──────── ENTRIES SUPPLIED

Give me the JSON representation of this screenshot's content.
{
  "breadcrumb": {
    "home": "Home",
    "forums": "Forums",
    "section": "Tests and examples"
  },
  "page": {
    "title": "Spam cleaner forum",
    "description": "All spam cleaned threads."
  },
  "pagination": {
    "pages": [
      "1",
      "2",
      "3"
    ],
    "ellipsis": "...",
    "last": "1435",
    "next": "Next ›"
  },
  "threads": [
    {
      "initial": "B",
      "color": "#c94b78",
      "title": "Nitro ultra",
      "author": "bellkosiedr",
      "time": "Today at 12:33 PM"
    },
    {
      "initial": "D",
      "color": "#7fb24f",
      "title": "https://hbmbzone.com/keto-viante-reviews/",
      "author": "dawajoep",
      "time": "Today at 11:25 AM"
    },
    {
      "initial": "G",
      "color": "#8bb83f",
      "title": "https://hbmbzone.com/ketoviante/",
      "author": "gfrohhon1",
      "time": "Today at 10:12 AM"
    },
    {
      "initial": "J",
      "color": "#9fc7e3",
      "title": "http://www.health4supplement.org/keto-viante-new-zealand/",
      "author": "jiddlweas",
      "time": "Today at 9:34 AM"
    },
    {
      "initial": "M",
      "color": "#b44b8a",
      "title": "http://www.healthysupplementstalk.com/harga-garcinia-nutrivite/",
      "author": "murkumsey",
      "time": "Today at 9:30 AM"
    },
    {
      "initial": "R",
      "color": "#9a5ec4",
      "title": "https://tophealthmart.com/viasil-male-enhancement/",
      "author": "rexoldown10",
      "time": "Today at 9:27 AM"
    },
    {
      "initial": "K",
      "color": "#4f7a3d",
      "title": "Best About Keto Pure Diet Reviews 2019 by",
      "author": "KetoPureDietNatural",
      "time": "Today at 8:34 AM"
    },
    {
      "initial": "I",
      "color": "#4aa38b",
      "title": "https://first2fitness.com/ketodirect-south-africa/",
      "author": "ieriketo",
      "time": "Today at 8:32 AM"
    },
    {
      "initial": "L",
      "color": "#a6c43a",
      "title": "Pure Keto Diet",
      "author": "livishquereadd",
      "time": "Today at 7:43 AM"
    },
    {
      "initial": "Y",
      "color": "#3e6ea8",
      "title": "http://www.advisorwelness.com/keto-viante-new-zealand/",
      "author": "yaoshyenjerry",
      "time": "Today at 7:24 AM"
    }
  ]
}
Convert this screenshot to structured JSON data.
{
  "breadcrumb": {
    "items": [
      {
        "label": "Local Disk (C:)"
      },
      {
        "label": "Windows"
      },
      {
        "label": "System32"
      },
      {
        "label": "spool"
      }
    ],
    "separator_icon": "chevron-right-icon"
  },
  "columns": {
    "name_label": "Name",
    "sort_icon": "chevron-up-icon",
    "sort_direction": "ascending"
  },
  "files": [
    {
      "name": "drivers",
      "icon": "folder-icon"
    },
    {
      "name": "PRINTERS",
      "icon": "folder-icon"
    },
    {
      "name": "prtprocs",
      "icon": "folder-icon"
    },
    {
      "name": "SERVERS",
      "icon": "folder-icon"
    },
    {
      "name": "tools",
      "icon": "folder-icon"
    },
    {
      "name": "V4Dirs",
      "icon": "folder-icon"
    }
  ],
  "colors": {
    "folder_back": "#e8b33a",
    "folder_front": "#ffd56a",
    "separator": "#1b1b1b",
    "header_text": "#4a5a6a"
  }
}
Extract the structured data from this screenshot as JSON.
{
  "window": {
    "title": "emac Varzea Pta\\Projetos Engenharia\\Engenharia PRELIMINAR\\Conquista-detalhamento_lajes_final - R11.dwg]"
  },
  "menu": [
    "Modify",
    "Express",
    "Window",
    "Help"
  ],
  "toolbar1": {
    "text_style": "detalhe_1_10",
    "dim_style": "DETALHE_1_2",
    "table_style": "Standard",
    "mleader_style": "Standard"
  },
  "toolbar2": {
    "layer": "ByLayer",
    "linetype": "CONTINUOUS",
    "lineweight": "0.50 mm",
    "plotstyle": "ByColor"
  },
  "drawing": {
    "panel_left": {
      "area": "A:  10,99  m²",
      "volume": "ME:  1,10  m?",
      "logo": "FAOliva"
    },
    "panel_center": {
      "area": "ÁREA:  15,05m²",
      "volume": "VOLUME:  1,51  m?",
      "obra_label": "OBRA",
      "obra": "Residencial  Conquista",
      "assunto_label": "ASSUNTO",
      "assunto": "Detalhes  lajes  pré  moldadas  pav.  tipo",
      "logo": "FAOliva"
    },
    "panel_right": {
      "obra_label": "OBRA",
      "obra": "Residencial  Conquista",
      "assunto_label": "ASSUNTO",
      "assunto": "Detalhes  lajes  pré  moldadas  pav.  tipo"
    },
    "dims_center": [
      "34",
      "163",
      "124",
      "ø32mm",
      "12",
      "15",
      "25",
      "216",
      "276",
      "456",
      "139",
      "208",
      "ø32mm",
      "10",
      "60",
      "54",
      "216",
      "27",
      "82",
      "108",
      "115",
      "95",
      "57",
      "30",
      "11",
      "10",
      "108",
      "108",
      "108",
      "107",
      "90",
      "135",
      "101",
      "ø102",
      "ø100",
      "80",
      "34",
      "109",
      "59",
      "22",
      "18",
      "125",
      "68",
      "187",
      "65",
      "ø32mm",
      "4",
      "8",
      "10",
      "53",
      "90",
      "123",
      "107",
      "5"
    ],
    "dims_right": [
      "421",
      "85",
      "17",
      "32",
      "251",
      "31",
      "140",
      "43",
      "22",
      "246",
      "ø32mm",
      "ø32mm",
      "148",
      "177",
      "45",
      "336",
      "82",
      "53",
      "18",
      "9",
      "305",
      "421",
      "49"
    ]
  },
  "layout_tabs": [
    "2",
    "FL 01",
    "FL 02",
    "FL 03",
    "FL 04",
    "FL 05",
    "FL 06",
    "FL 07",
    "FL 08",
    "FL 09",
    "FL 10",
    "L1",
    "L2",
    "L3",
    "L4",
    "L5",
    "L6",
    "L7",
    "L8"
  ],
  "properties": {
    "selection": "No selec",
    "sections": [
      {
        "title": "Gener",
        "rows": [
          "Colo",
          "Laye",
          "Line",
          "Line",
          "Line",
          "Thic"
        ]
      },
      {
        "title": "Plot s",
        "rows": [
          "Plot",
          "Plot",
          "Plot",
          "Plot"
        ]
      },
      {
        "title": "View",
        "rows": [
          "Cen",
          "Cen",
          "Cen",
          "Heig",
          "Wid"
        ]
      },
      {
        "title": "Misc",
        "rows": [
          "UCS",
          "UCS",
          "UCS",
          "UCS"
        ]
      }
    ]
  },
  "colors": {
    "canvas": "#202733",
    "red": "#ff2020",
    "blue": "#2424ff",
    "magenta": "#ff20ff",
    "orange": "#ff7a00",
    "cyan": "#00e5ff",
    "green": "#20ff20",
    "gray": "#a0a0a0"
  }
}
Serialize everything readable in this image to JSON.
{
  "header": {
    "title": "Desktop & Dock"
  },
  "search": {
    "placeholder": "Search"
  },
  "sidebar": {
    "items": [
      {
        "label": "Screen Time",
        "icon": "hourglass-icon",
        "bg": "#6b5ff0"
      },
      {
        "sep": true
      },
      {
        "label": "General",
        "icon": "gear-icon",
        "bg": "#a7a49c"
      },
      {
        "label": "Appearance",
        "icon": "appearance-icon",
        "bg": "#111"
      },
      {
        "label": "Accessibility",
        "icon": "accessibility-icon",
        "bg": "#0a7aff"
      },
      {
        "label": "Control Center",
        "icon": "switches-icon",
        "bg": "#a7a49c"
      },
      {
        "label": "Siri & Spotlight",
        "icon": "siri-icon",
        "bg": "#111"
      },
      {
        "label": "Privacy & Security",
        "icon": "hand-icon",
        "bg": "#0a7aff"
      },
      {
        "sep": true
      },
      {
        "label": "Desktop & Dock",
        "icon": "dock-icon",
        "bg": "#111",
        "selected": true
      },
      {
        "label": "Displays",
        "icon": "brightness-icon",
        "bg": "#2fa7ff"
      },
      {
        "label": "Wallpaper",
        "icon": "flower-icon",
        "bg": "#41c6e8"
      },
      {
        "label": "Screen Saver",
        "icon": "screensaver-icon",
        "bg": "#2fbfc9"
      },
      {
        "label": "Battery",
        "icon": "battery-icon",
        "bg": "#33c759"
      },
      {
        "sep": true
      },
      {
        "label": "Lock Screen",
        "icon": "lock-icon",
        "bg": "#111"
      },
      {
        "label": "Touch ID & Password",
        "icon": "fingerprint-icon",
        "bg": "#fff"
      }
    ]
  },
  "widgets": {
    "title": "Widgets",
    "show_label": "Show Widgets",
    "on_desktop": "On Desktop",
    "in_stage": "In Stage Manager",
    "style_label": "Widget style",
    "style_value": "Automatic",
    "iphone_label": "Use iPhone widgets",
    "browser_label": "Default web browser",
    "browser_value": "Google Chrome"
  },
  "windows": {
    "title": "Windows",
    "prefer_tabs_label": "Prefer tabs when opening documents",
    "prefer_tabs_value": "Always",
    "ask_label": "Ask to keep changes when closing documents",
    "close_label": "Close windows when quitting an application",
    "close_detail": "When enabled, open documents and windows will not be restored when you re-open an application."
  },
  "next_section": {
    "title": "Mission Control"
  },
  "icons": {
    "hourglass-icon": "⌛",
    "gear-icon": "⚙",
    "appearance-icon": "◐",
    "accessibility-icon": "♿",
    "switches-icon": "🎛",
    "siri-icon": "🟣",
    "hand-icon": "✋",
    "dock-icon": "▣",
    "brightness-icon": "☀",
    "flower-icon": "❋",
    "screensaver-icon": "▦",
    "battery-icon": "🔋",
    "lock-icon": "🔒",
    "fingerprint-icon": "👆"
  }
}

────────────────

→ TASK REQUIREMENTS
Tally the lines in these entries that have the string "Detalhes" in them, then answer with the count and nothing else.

→ RESPONSE TO THE TASK
2